“If you don’t like it here, why don’t you go back to where you belong?”

“I came here to make a better life for my family. There was no opportunity at home.”

What never seems to be brought out is the next logical line in that conversation:

“There’s a reason that there was no opportunity where you came from. Part of the reason that America is a land of opportunity is that here, we all support the same customs and mores and language. Dress and behave and worship however you want to at home, but we all work together because we all operate under the same code.”

Those who want to celebrate their differences at work, without having to accept any consequences for their actions, are ignoring the fact that a great many ills in the world come about as a result of people’s intolerance of others’ religion, dress, race, or language. America works when we ignore all of those differences at the workplace, while allowing them at home. Our leaders have a duty to inspire people to adopt the overarching mores and culture of the successful in our country: work hard, respect others, help out when you can, and speak the common tongue.
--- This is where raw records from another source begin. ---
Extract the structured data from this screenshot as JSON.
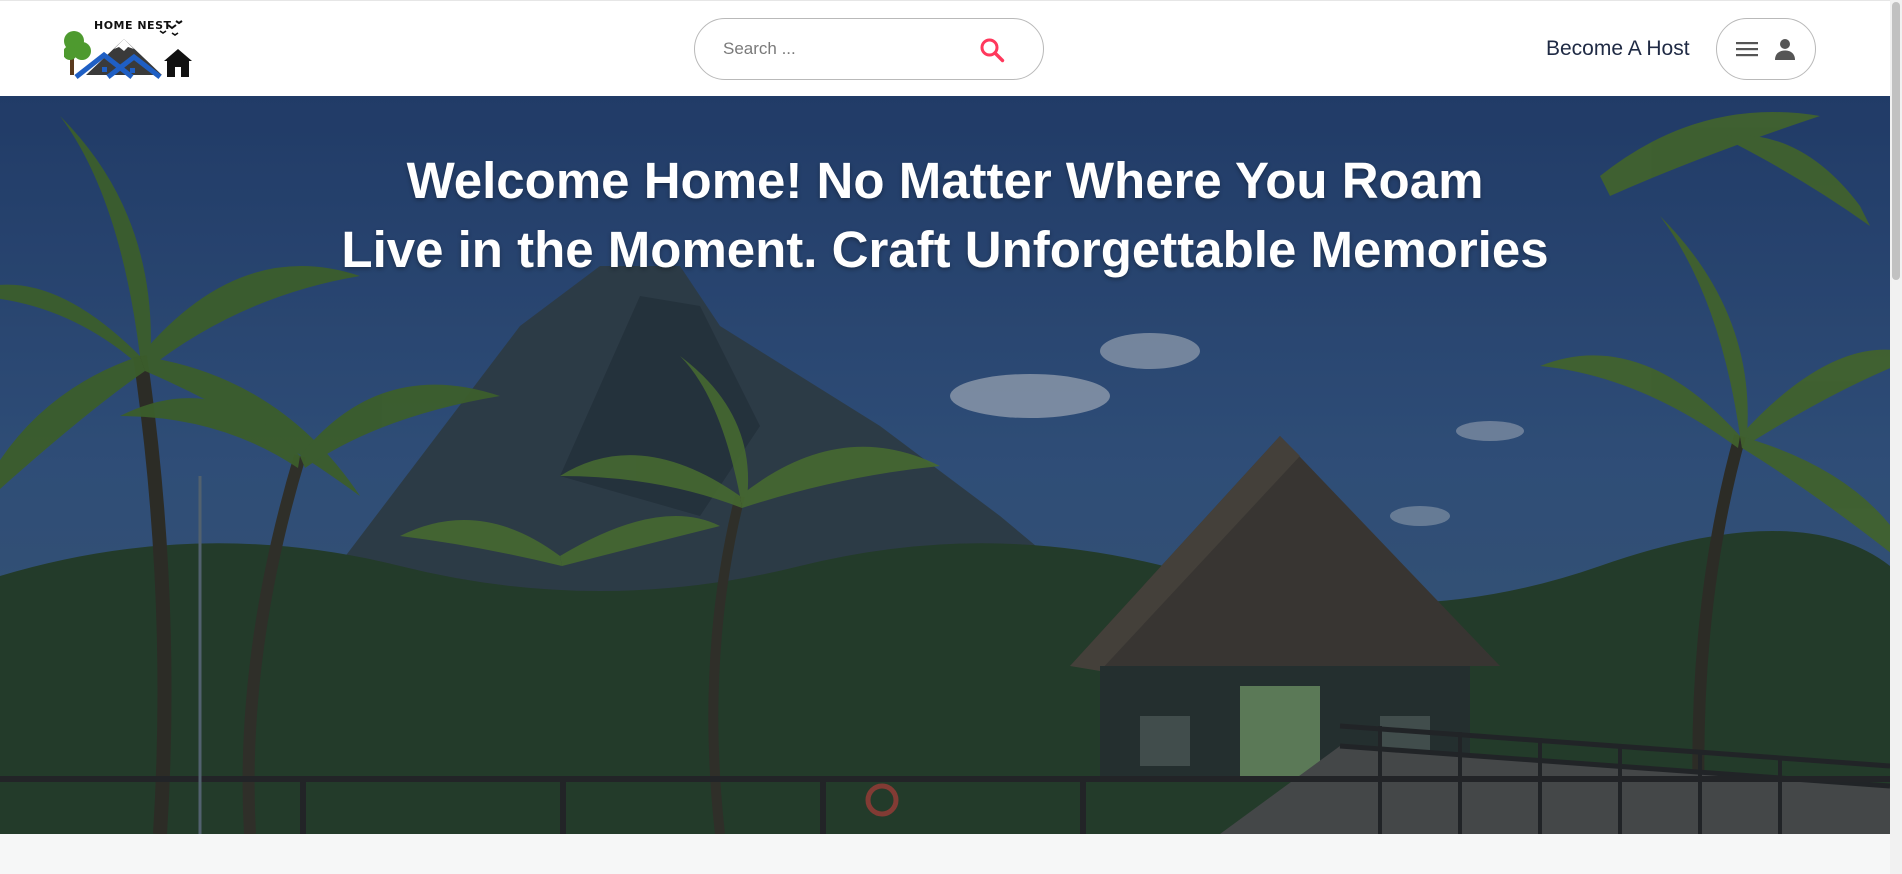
{
  "header": {
    "logo_text": "HOME  NEST",
    "search": {
      "placeholder": "Search ..."
    },
    "host_link": "Become A Host"
  },
  "hero": {
    "line1": "Welcome Home! No Matter Where You Roam",
    "line2": "Live in the Moment. Craft Unforgettable Memories"
  },
  "icons": {
    "search": "search-icon",
    "menu": "hamburger-menu-icon",
    "user": "user-avatar-icon"
  },
  "colors": {
    "accent": "#ff385c",
    "text_dark": "#1f2a44",
    "hero_text": "#ffffff"
  }
}
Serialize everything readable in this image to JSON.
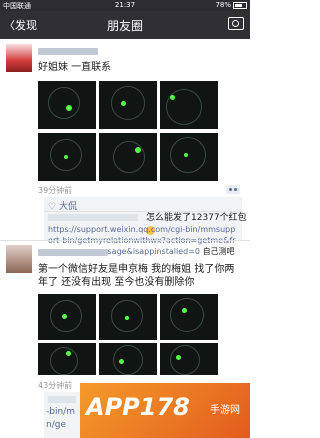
{
  "status": {
    "carrier": "中国联通",
    "network": "中国联通",
    "time": "21:37",
    "battery": "78%"
  },
  "nav": {
    "back": "〈发现",
    "title": "朋友圈"
  },
  "post1": {
    "text": "好姐妹 一直联系",
    "time": "39分钟前",
    "like_name": "大侃",
    "comment_text": "怎么能发了12377个红包",
    "link": "https://support.weixin.qq.com/cgi-bin/mmsupport-bin/getmyrelationwithwx?action=getme&from=groupmessage&isappinstalled=0",
    "link_suffix": "自己测吧"
  },
  "post2": {
    "text": "第一个微信好友是申京梅 我的梅姐 找了你两年了 还没有出现 至今也没有删除你",
    "time": "43分钟前",
    "partial": "-bin/m",
    "partial2": "n/ge"
  },
  "watermark": {
    "main": "APP178",
    "sub": "手游网"
  }
}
Here, where you work, it doesn’t matter whether you are Protestant or Catholic, Sunni or Shia, Buddhist or Coptic. Unlike in other countries where announcing your religion in the streets could get you killed, we tend to tolerate a lot more diversity because we all adopt the same culture—a light dusting of civilization, instead of a heavy dose of a particular way of life.

I understand that many people have religious beliefs that conflict with the currently accepted practices, but before anyone decides to pressure the government to fall more in line with a particular belief system, remember that what may sway members of the government one way at one point in time, may also sway other members of government another way another time. Prohibiting abortion may fly now, but later prohibiting Christianity may be the battle cry.

The government works best that treads lightest. It is true that, if people are not forced to do the right thing, however that is defined, there may be many, many problems that still exist. Not all poverty will be wiped out. Not everyone will receive the best education. Some people will become drug addicts. Of course, those things all happen now, and the government has been intruding itself into all of those arenas for some time now.

If someone wants to go all crusader to fix all of the ills of this world, that’s fine. But don’t run for office. Start a sect, fire up a non-profit, begin a new religion. Gather as many followers to your cause as you can, and work to fashion the world in your new image—privately.

No country, especially one as large and heterogeneous as this one, needs a zealot in office, with the power to back up his otherworldly vision with guns. And what we certainly don’t need is one zealot after another, teetering the country first one way then another.

All we really need from our politicians is maintenance of a civil society, with the barest touch of guidance now and then. Certainly we have the skills and the knowhow to convince people to act courteously toward one another, instead of having to force them all to behave through threat of punishment.

So, once you’re elected, go to Washington, check on how things are doing there, then return home to your dry goods business. The rest of us will manage to steam along somehow, even if you are not there to prod us all along on the path of righteousness.

*This is a pet peeve of mine. Everything changes everything forever. Nothing stays the same. “You don’t step into the same river twice,” as Heraclitus said. What people mean when they say something is changed forever is that it is changed profoundly. So say what you mean.

If you find yourself in need of a writer for one job, or many, I’m available. From

resumes to proofreading articles, to blog postings, I will provide content

that meets your needs, written in the voice you desire,

with the quality you deserve.

Email your proposals to tredalong@hotmailcom.


Filed under Critical Thinking, Education, Elections, Politics